to get out of there before I saw an accident. The path down included a long, very steep set of stairs that had me going down backwards. Definitely worth doing when you go, but not with any close family members.
By the time we got down off the mountain, the crowds had already started to trim down. We made our way over to the Inca Bridge Trail. Nice hike and gave you another example of the amazing efforts by the Inca to construct pathways along a stone cliff.
It was getting late afternoon, so we needed to head back to Aguas Calientes, a nice little town bisected by the railroad tracks and a small stream. The town is in the process of being renamed to Machupicchu, which is more easily recognized. We took a pass on the hot springs as they appeared to be nothing more than heated public swimming pools. Now we needed to catch a train to Ollantaytambo, where we will stay the night. We paid a premium to take the Vistadome train, as we looked forward to some amazing views. Problem was that it got dark earlier than we anticipated. (This proved to be the
only glitch in our entire trip. Which should give you an idea how great it went.) Train ride included some snacks, entertainment and some peddling of various Peruvian products. We had dropped off a portion of our luggage the day before, so we would know how to get to the hostal, but we didn't expect to walk to it in the dark. After checking in we walked to a small cafe on the village square for a meal and a beer.
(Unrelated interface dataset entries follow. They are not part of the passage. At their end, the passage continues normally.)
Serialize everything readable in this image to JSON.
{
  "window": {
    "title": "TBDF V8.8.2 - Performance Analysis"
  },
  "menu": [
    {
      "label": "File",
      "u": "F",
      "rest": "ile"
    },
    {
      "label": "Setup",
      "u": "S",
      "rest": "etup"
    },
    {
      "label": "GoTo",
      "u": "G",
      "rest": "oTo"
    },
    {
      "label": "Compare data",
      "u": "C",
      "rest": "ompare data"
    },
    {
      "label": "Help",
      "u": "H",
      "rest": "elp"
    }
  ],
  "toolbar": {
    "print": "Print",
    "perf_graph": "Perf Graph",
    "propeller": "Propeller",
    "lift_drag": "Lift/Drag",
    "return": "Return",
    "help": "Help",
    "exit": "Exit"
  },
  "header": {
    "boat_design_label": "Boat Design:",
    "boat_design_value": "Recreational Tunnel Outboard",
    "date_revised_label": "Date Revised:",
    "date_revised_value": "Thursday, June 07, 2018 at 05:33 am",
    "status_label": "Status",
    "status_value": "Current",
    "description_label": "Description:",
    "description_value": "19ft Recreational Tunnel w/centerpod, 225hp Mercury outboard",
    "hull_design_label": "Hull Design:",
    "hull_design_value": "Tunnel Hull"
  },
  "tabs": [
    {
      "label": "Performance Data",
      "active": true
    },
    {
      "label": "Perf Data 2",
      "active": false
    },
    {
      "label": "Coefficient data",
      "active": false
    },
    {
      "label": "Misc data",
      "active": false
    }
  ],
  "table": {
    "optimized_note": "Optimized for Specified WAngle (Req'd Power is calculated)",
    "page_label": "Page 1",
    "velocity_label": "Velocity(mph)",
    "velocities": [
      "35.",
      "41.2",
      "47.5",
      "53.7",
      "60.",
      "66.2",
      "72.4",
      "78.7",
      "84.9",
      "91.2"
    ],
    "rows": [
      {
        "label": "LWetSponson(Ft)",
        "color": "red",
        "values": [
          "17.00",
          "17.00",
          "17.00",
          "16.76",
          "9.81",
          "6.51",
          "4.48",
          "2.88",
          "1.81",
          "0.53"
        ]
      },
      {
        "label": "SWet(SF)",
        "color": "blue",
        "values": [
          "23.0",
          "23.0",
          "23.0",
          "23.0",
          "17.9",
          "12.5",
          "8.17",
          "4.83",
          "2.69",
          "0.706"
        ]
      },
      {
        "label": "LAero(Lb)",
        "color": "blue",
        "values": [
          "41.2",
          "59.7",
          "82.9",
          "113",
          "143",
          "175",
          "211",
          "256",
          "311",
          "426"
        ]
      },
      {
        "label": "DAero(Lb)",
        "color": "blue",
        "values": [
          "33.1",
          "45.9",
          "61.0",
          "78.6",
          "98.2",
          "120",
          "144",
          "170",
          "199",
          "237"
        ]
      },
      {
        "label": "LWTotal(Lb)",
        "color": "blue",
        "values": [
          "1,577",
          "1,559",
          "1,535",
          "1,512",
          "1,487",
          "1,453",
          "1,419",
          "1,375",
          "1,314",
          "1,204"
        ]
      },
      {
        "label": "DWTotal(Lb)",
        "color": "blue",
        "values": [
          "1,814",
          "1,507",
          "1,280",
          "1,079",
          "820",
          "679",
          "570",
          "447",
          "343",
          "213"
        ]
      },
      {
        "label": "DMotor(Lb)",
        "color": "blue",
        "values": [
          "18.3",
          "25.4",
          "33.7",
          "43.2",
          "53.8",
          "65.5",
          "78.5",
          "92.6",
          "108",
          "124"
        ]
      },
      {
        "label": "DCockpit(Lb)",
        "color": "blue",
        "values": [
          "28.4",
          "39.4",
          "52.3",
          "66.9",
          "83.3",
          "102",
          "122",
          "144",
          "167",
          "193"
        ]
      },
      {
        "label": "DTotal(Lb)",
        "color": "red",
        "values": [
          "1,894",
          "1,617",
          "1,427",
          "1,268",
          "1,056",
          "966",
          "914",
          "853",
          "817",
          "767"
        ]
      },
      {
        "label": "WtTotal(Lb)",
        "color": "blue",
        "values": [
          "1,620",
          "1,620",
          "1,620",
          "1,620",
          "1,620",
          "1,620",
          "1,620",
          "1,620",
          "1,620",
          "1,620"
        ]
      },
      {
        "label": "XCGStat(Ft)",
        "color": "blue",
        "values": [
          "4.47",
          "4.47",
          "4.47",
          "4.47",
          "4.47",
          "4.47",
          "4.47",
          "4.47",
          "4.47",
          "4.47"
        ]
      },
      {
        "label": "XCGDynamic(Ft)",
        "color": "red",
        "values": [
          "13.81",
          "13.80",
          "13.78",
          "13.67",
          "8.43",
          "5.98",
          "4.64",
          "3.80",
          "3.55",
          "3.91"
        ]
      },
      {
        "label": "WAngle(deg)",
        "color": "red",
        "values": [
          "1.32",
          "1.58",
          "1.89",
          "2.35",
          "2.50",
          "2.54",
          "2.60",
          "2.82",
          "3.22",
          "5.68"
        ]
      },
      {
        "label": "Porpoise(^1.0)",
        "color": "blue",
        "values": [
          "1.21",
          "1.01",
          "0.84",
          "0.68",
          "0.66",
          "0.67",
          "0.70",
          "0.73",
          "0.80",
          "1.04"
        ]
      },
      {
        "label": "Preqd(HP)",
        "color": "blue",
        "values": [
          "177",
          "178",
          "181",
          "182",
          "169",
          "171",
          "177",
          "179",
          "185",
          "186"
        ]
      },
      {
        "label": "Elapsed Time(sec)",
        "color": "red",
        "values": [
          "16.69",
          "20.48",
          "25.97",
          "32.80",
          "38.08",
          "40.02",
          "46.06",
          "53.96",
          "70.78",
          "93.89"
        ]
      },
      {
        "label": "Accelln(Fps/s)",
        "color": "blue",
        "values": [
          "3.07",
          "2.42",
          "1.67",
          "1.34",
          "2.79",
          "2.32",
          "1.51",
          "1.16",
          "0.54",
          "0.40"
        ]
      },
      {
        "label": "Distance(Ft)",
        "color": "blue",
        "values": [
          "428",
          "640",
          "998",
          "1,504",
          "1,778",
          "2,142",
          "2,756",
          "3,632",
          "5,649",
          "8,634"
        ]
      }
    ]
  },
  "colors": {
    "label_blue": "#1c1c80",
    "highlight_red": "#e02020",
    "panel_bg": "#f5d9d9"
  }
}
Tot: 2.407s; Tpl: 0.068s; cc: 11; qc: 55; dbt: 0.0493s; 2; m:saturn w:www (126.96.36.199); sld: 3;
; mem: 1.4mb